And, to make the point, the photos look like real photos, light emittance versus light reflectance aside.
That's not the same sort of DPI. On a screen 300DPI usually means 300 RGB triplets per inch, in printing it usually means 300 single coloured dots. That's why some people prefer PPI for pixels-per-inch.
Given that there's a world market for about five computers, networking hardly feels essential at all.
Your contention is that there's some ill-defined elite of Internet overlords that, behind closed doors, configure their machines to British English, download all the browsers, type 'color' into a text box and if no spelling correction hint occurs then allow the browser to succeed in the market?
You could argue that, but on the other hand we'd not yet have had the smartphone revolution or any particularly usable tablets because it's only ARM's virtual ownership of that market that's made Intel chips even slightly suitable for low-power use.
H1Bs are fairly easy to transfer; otherwise the problem that Microsoft (and everyone else in the article) identifies is very real. New H1Bs run out in April or May and come into effect in October; you can expect to have to offer at least a 50% greater salary to anyone you want to hire around October simply because the pool artificially contracts.
Proprietary disk drive, proprietary joystick wiring and it _still_ doesn't do clash-free graphics? Not to mention the wallpaper operating system — we've had menus for years.
Samsung would be foolish to cut Apple off. Apple wouldn't just go home and think 'well, that showed us!', they'd take the same amount of money and give it to a competitor. All Samsung would achieve would be to boost their own competition.
iPhones outsell Macs by about 7:1. Any notion that they sell exclusively to closed-minded sheltered people who buy nothing but Apple is demonstrably false. It's likely that the vast majority of iPhones are used with computers other than Macs, if they're used with computers at all.
It doesn't sound like artificial scarcity because, as a poster noted above, there are several places where it wasn't scarce.

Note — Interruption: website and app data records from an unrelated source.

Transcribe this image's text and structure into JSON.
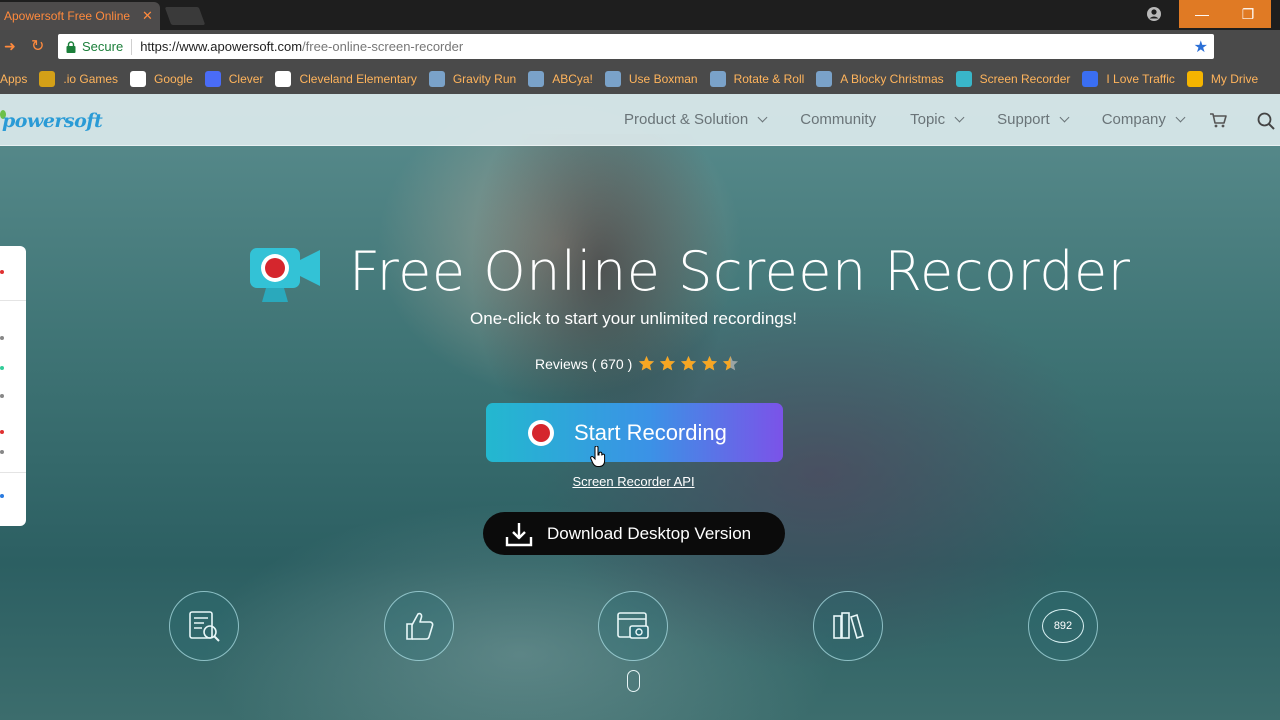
{
  "browser": {
    "tab_title": "Apowersoft Free Online Sc",
    "secure_label": "Secure",
    "url_host": "https://www.apowersoft.com",
    "url_path": "/free-online-screen-recorder",
    "accent_color": "#ff8a3d"
  },
  "bookmarks": [
    {
      "label": "Apps",
      "icon": "apps-grid-icon",
      "color": "#3b82f6"
    },
    {
      "label": ".io Games",
      "icon": "io-games-icon",
      "color": "#d4a017"
    },
    {
      "label": "Google",
      "icon": "google-icon",
      "color": "#ffffff"
    },
    {
      "label": "Clever",
      "icon": "clever-icon",
      "color": "#4a6cf7"
    },
    {
      "label": "Cleveland Elementary",
      "icon": "school-icon",
      "color": "#ffffff"
    },
    {
      "label": "Gravity Run",
      "icon": "game-icon",
      "color": "#7aa2c9"
    },
    {
      "label": "ABCya!",
      "icon": "game-icon",
      "color": "#7aa2c9"
    },
    {
      "label": "Use Boxman",
      "icon": "game-icon",
      "color": "#7aa2c9"
    },
    {
      "label": "Rotate & Roll",
      "icon": "game-icon",
      "color": "#7aa2c9"
    },
    {
      "label": "A Blocky Christmas",
      "icon": "game-icon",
      "color": "#7aa2c9"
    },
    {
      "label": "Screen Recorder",
      "icon": "screen-recorder-icon",
      "color": "#39b6c9"
    },
    {
      "label": "I Love Traffic",
      "icon": "traffic-icon",
      "color": "#3a6ef2"
    },
    {
      "label": "My Drive",
      "icon": "google-drive-icon",
      "color": "#f4b400"
    }
  ],
  "site": {
    "logo_text": "powersoft",
    "nav": [
      {
        "label": "Product & Solution",
        "dropdown": true
      },
      {
        "label": "Community",
        "dropdown": false
      },
      {
        "label": "Topic",
        "dropdown": true
      },
      {
        "label": "Support",
        "dropdown": true
      },
      {
        "label": "Company",
        "dropdown": true
      }
    ]
  },
  "hero": {
    "title": "Free Online Screen Recorder",
    "subtitle": "One-click to start your unlimited recordings!",
    "reviews_label": "Reviews ( 670 )",
    "rating": 4.5,
    "rating_max": 5,
    "start_button": "Start Recording",
    "api_link": "Screen Recorder API",
    "download_button": "Download Desktop Version",
    "button_gradient": [
      "#23b8cf",
      "#3b92e6",
      "#7b53e8"
    ],
    "record_color": "#d5262d"
  },
  "features": [
    {
      "icon": "document-search-icon"
    },
    {
      "icon": "thumbs-up-icon"
    },
    {
      "icon": "screen-camera-icon"
    },
    {
      "icon": "books-icon"
    },
    {
      "icon": "comment-count-icon",
      "count": "892"
    }
  ]
}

It's also valid to compare the iPhone specifically to the GS3 because Samsung do so in their own advertising. It's only false to draw wider inferences.